§ **To do**: Could you repeat the records below exactly as written?

(Stored records)
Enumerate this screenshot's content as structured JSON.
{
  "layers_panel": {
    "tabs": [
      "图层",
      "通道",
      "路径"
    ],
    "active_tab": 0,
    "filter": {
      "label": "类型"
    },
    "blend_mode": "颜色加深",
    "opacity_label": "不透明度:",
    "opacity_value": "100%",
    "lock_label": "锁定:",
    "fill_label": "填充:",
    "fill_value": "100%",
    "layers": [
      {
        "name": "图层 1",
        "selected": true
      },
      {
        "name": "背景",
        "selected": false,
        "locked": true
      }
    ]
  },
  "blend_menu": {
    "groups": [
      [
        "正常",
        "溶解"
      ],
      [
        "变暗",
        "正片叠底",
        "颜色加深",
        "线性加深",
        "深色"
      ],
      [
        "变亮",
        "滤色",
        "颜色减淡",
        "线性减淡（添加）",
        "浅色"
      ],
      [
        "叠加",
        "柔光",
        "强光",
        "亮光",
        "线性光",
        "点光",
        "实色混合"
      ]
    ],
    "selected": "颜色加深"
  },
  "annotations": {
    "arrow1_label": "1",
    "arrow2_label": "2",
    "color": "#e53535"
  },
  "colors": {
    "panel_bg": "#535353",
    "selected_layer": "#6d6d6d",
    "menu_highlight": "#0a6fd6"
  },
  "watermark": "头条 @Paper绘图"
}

§ **Solution**:
Enumerate this screenshot's content as structured JSON.
{
  "layers_panel": {
    "tabs": [
      "图层",
      "通道",
      "路径"
    ],
    "active_tab": 0,
    "filter": {
      "label": "类型"
    },
    "blend_mode": "颜色加深",
    "opacity_label": "不透明度:",
    "opacity_value": "100%",
    "lock_label": "锁定:",
    "fill_label": "填充:",
    "fill_value": "100%",
    "layers": [
      {
        "name": "图层 1",
        "selected": true
      },
      {
        "name": "背景",
        "selected": false,
        "locked": true
      }
    ]
  },
  "blend_menu": {
    "groups": [
      [
        "正常",
        "溶解"
      ],
      [
        "变暗",
        "正片叠底",
        "颜色加深",
        "线性加深",
        "深色"
      ],
      [
        "变亮",
        "滤色",
        "颜色减淡",
        "线性减淡（添加）",
        "浅色"
      ],
      [
        "叠加",
        "柔光",
        "强光",
        "亮光",
        "线性光",
        "点光",
        "实色混合"
      ]
    ],
    "selected": "颜色加深"
  },
  "annotations": {
    "arrow1_label": "1",
    "arrow2_label": "2",
    "color": "#e53535"
  },
  "colors": {
    "panel_bg": "#535353",
    "selected_layer": "#6d6d6d",
    "menu_highlight": "#0a6fd6"
  },
  "watermark": "头条 @Paper绘图"
}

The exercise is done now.